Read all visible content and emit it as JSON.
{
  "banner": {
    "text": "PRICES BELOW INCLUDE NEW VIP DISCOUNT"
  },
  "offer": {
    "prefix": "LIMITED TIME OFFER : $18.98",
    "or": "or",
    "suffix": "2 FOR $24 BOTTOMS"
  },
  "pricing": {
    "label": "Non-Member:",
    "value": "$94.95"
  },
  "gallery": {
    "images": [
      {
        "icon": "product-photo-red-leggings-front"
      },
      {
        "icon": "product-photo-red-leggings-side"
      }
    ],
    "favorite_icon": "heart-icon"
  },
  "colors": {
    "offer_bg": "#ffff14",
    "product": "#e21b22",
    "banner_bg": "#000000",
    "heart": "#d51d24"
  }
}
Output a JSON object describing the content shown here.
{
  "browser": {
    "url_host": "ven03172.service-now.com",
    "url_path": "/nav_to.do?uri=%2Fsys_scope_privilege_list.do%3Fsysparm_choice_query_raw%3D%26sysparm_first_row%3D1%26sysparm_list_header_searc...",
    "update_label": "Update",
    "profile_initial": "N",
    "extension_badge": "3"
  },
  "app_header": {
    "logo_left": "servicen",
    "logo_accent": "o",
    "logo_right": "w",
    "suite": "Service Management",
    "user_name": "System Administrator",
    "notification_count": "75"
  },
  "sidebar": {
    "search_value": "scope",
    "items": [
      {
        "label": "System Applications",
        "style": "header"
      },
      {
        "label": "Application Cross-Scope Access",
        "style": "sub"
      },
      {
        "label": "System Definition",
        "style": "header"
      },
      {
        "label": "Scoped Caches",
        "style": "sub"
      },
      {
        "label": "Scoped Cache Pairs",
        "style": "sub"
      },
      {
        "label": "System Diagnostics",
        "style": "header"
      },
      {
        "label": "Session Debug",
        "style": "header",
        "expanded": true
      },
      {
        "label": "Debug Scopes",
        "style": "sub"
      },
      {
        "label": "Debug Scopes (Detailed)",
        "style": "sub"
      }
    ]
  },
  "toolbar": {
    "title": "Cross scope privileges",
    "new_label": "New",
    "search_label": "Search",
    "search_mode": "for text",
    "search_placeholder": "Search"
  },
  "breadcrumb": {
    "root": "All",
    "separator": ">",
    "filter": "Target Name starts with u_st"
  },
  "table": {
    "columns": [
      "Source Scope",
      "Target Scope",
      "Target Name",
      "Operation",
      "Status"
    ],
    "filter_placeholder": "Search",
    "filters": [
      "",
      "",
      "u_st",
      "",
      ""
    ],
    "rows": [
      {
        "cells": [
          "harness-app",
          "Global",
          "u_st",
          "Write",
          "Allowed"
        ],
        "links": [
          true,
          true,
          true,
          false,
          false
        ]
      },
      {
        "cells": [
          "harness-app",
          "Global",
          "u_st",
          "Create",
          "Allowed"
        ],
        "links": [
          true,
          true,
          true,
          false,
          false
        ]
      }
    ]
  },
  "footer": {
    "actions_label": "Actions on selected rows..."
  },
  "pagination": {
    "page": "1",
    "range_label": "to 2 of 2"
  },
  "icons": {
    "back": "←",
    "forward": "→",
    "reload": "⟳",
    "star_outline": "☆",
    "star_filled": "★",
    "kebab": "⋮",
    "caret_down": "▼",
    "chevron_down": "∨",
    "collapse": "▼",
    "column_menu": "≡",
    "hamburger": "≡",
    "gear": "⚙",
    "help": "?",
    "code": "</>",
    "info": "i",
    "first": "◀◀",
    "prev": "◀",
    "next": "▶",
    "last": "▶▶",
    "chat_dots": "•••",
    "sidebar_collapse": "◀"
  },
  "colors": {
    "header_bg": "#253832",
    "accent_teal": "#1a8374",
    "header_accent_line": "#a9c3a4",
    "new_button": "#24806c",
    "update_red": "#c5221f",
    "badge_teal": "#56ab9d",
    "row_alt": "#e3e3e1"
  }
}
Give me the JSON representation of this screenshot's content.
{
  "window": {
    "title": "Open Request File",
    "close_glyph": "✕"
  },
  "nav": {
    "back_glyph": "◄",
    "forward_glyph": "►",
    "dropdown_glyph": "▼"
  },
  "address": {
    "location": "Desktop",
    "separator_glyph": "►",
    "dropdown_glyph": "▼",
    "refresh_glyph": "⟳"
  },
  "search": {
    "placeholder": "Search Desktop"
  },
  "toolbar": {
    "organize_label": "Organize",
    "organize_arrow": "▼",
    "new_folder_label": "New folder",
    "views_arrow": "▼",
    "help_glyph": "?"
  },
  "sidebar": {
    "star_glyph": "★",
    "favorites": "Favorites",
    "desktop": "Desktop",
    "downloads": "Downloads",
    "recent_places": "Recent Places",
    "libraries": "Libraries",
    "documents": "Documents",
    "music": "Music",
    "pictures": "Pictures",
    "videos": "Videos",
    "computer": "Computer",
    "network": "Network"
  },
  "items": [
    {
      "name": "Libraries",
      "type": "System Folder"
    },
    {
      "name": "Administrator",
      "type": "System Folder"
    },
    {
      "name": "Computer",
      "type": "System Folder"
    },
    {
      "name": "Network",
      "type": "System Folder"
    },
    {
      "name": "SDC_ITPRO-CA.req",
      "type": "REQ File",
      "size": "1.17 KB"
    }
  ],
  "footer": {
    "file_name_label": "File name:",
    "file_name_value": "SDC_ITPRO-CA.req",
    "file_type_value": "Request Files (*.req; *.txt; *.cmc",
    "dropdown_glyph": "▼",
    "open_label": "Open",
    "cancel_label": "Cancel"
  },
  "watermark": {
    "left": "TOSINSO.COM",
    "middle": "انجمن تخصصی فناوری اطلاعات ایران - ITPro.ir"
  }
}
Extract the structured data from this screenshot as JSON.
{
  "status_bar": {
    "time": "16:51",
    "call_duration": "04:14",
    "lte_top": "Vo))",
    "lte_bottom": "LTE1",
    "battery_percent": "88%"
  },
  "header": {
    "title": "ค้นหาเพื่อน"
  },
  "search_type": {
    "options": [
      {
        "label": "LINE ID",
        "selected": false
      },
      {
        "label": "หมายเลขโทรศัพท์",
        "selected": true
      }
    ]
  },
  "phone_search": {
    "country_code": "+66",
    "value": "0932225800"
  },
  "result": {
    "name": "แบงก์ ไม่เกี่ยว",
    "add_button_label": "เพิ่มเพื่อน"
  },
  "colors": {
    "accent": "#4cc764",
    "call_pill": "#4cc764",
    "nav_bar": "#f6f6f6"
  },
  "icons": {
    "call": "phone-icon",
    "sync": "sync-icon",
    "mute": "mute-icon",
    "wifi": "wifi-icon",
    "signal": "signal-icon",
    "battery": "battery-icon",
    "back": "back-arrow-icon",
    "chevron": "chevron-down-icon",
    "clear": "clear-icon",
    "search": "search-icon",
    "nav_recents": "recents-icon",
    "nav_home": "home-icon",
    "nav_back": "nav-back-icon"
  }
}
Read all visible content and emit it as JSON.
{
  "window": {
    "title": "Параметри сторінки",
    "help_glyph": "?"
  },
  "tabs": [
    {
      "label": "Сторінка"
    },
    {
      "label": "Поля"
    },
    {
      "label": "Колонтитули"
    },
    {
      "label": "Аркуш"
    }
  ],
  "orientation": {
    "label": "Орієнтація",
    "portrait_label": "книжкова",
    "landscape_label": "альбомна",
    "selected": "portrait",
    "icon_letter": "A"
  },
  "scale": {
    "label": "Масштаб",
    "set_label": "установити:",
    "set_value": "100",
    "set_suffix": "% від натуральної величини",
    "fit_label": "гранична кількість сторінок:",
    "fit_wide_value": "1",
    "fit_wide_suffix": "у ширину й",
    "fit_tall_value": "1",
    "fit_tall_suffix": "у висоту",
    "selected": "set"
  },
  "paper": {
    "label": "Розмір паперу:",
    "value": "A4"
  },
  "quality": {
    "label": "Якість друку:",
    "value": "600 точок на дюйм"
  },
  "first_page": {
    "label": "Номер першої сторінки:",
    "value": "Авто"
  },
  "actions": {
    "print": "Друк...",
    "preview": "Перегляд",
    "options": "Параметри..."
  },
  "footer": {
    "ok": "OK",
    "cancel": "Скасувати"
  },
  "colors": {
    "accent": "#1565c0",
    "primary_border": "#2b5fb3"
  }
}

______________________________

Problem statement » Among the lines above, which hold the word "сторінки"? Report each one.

Task response »
    "title": "Параметри сторінки",
    "label": "Номер першої сторінки:",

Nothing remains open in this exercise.